There might be more rental housing available this fall in Whistler than in previous years, but rental scams are again surfacing in the resort.
The story is similar to previous scams reported in Whistler and elsewhere - a poster on Craigslist offers a good price on an apartment or house but explains that he or she lives out of the country and cannot show the inside of the apartment. The prospective tenant is asked to view the unit from outside and wire money to secure the unit. The keys are promised by courier when payment is received.
New Zealander Mia Jewett responded to two such Craigslist ads in recent weeks, and was tipped off that something wasn't right when both respondents sent the same photos of what was supposed to be the available unit. Both were sent from different email addresses with different names, but both had a similar story, she said.
"They were basically the same photos," Jewett said. "It was totally a scam."She said she checked online maps and both addresses seemed to exist in Whistler, but she didn't bother going any further because she knew the listings weren't real. She called the Whistler Housing Authority (WHA) and Crimestoppers to report the potential fraud.

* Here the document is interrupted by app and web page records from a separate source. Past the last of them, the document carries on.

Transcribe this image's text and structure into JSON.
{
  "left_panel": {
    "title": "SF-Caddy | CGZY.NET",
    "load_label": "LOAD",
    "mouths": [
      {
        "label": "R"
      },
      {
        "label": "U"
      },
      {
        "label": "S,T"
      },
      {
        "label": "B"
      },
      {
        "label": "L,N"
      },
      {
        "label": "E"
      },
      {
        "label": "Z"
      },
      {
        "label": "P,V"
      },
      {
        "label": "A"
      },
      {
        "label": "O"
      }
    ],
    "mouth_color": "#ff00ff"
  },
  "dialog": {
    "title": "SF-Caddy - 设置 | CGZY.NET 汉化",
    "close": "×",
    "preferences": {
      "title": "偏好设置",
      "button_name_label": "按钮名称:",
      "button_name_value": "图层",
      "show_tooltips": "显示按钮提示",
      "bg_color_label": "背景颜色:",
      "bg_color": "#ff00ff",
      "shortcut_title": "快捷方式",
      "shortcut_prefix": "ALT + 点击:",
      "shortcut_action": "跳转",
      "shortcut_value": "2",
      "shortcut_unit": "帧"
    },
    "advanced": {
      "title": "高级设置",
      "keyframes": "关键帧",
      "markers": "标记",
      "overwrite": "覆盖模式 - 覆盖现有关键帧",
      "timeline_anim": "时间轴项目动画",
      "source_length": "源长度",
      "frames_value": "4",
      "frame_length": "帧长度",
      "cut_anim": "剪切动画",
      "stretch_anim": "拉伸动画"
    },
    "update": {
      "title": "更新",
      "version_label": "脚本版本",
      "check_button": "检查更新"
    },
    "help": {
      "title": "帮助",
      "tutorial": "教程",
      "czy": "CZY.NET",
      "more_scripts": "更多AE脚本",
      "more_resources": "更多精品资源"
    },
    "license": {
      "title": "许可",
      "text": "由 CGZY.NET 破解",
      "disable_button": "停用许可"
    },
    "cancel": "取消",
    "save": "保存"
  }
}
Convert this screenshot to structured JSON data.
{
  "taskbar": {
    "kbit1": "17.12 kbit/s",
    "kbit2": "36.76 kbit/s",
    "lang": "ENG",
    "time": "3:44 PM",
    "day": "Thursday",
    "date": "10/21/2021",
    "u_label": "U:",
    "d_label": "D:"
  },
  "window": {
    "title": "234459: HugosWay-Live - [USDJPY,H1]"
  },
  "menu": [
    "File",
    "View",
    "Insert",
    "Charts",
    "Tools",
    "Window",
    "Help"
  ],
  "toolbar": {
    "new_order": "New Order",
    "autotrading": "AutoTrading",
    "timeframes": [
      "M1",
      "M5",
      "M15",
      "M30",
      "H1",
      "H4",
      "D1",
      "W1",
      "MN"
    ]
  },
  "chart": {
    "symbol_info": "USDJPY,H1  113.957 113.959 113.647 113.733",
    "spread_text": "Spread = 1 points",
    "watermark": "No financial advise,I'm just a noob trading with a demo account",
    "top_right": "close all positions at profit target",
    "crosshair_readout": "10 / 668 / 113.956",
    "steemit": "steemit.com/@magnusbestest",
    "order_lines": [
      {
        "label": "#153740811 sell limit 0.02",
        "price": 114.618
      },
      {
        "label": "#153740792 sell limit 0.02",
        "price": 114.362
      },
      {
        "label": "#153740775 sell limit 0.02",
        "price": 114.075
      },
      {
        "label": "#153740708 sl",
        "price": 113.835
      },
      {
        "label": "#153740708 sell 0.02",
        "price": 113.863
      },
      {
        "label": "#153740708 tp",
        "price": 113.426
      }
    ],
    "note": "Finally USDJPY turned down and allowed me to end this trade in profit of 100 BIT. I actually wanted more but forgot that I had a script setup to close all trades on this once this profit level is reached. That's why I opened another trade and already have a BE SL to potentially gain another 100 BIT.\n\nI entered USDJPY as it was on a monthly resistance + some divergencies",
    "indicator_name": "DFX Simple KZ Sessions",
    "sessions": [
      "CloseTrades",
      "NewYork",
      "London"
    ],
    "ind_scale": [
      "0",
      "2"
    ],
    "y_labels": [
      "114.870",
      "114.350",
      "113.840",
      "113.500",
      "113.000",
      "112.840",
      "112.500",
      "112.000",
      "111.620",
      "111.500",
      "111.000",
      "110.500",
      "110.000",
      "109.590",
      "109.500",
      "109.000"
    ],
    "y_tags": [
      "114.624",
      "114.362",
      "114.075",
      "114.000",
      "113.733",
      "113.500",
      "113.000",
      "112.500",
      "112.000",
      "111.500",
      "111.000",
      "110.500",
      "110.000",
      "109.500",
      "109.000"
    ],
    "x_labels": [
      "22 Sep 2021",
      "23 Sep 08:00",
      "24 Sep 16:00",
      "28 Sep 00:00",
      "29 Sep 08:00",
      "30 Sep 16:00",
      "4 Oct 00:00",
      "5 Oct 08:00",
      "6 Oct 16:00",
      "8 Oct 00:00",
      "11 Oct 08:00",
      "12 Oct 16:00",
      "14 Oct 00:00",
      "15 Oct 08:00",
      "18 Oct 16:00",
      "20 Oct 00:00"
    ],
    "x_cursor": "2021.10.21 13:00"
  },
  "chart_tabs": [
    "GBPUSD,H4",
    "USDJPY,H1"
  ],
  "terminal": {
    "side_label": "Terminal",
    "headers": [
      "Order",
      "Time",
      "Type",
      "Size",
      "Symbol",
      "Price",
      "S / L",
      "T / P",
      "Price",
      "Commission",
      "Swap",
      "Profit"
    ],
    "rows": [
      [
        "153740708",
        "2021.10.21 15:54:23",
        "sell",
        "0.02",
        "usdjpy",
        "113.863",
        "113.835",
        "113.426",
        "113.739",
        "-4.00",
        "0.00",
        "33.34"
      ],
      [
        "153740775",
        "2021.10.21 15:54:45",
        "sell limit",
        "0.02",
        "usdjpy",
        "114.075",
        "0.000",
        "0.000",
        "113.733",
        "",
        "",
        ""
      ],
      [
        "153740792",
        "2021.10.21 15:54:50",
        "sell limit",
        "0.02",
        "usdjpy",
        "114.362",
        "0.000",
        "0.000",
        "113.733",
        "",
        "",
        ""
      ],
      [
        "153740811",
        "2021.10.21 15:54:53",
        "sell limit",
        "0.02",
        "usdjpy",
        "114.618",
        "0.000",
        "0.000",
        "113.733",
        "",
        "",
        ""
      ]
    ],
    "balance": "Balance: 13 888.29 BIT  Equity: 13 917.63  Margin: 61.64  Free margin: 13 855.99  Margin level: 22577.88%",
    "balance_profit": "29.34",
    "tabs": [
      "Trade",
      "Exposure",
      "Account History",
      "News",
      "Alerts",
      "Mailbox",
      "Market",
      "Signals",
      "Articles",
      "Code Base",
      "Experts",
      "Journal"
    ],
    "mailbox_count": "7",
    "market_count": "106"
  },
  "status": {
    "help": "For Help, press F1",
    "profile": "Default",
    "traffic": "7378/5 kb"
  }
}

"Scams happen everywhere around the world, but I just don't want anyone to fall subject to it," Jewett said.
Meanwhile, she's still searching for a one-bedroom apartment for herself and her partner. Jewett said she's looking to settle in Whistler if she can find a place with a one-year lease.
Despite more rental units currently available in Whistler than for the same period in the last two years, Jewett said "it's pretty competitive" out there. Still, she said she won't be agreeing to rent anything unless she's physically met the prospective landlord and physically been inside the unit.
If a tenant has time, Jewett even suggests checking with municipal hall to find out who legally owns the property.
Marla Zucht, general manager of the WHA, said Whistler has seen rental scams in the past. With so many absentee homeowners in Whistler, it can be tricky or confusing for potential renters. She said she's heard stories in the past of two or three people sending money for the same unit and none receiving keys.
"How widespread it is, I'm not sure," she said.
Though it can be tricky, steps can be taken to protect yourself and tenants should learn their rights, Zucht said. Be wary if you can't access the inside of a unit, and never send cash. A post-dated, registered cheque can at least be stopped if the keys don't show up, she said. Get the landlord's full name, address and phone number."I think they should be getting in to see the unit," Zucht said.
If something seems too good to be true, it probably is. The photos sent to Jewett looked like a large, luxury apartment with expensive furniture.
"When I looked at those photos I knew that definitely wasn't a Whistler place," Zucht said.
Tenants should also be reminded of the laws in place in B.C. that a landlord can only charge up to a half-month's rent as a deposit. Zucht said she often hears from new seasonal arrivals that landlords are asking for $2,000 or more upfront.
B.C.'s Residential Tenancy Branch (www.rto.gov.bc.ca) and the Tenant Resource Advisory Centre (www.tenants.bc.ca) are excellent resources, she said.
For those already in a tenancy but are concerned about being kicked out for the 2010 Olympics, the municipality has started a tenant registry. Email firstname.lastname@example.org to register.
Recent WHA stats show that rental availability is currently up, but prices are also "quite significantly" higher than previous years, Zucht said. For the week of Sept. 27, the WHA tracked 70 ads for long-term rentals. That's compared to only 28 last year and about 60 in 2007 for the same week, she said.
Meanwhile, the average listed price for a studio is currently $1,280, compared with $1,096 last year and $992 in 2007.